The camouflage is hardly recognizable, anyway it is likely of the green/grey/brown type with black undersurfaces.

Left: A bomb FAB-2000 lies on the ground close to a Pe-8. Note the turret on the nose.

Pe-8 AL-82RN heating pipes installed under the engines, probably during the winter 1943-44.

This plane is interesting for its full winter finish. Note the new shape of the nose, without turret.


Pe-8 4M-82 s/n 42109, 42049 and 42058 were lost in the 'Massacre of s. Bartholomew' on the night of 21th July 1943, during the Battle of Kursk, when the 45th Air Division ADD made a raid over a railway junction. Two of them were shot down by Bf-110 night fighters, the other one by the Flak.


Some Pe-8s were employed for the night raids on Helsinki of February 1944:

PE-8s/n 4210 Red 1 of 25 Gv.AP DD flown by N.A Ishenko dropped a 5000 kg bomb on the first night.

PE-8s/n 42910, Light blue 13 of 890 AP DD flown by captain A.J Shamaraj dropped a 5000 kg bomb on the first night;

On the third mission of the night of february 26/27 PE-8 ASh 82 s/n 421010, pilot A.S.Ugrjumov was shot down. Six parachutes were seen, but none survived.

The last sortie of Pe-8 as long range bomber was made on August 1944, then they were utilized for other duties, as transport planes, because they had become obsolete and an easy pray for more modern German interceptors.

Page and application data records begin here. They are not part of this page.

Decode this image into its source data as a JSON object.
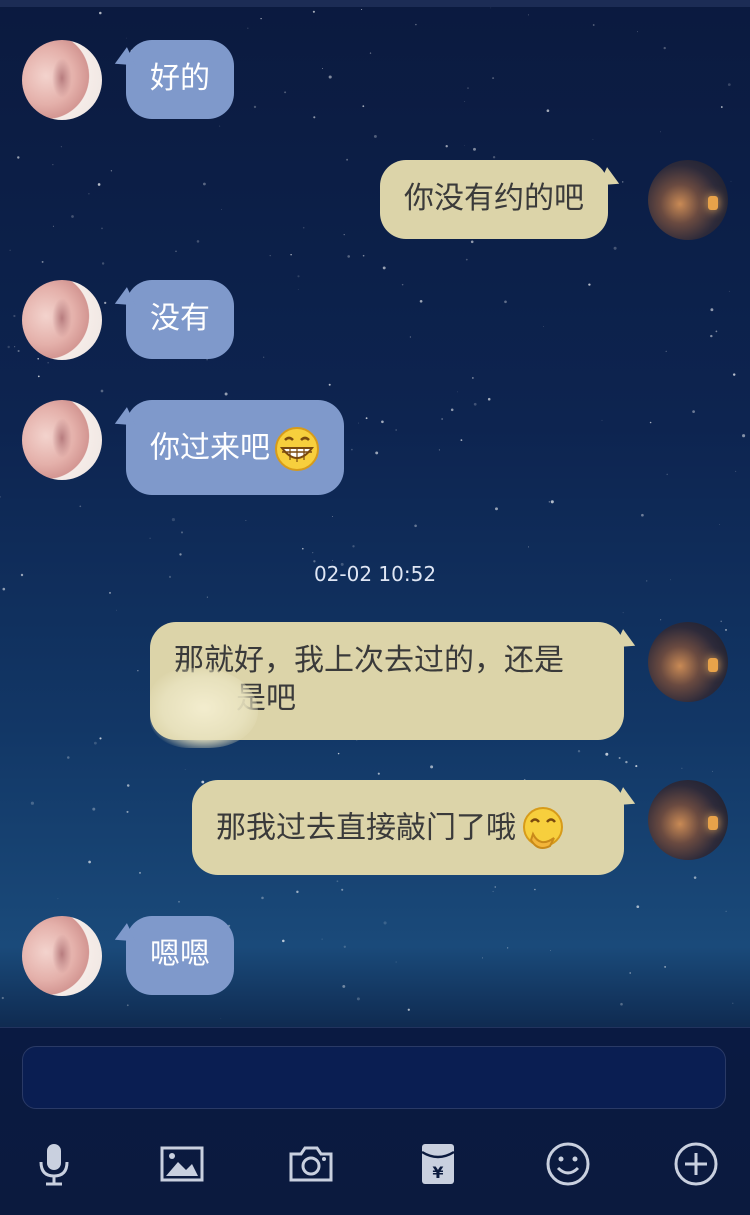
{
  "chat": {
    "timestamp": "02-02 10:52",
    "messages": [
      {
        "from": "contact",
        "text": "好的"
      },
      {
        "from": "me",
        "text": "你没有约的吧"
      },
      {
        "from": "contact",
        "text": "没有"
      },
      {
        "from": "contact",
        "text": "你过来吧",
        "emoji": "grinning-face"
      },
      {
        "from": "me",
        "text_line1": "那就好，我上次去过的，还是",
        "text_line2": "是吧",
        "note": "partially scribbled out"
      },
      {
        "from": "me",
        "text": "那我过去直接敲门了哦",
        "emoji": "hand-over-mouth-face"
      },
      {
        "from": "contact",
        "text": "嗯嗯"
      }
    ]
  },
  "composer": {
    "input_value": "",
    "input_placeholder": ""
  },
  "toolbar": {
    "icons": [
      "microphone-icon",
      "image-icon",
      "camera-icon",
      "red-packet-icon",
      "emoji-icon",
      "plus-icon"
    ]
  },
  "colors": {
    "contact_bubble": "#7f99cb",
    "my_bubble": "#dcd4a9",
    "toolbar_icon": "#c9d0df"
  }
}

In late 1944 the Soviet Air Force had already reached a position of superiority over the German Luftwaffe and its alleys. While Germans reverted to green/brown camouflages to hide better their planes on the ground, the Soviets decided to extend to all planes the blue grey/dark grey camouflage that has been successful for fighters since August 1943.

On October 1, 1944, the Resolution n.6339 was approved, but burocratic delays retarded its publication till January 1945.

The prescribed colors for all metal planes were oil enamels:

  • blue-grey A-33m
  • dark grey A-32m
  • light blue A-28m


No any photographic evidence does exist of the application of this livery on any Pe-8 (that had been put out of production in 1944).

Anyway, the Pe-8ON passengers plane wore a livery with the upper and side surfaces of one color, that some sources suggest to be blue-grey A-33m, while other sources suggest green.

Here is a photo of a Pe-8 of early type in a demolition facility in the early '50s. The uppersurfaces could give the idea of a solid colour, apart for the dark blotch visible on the trunk of the central fuselage.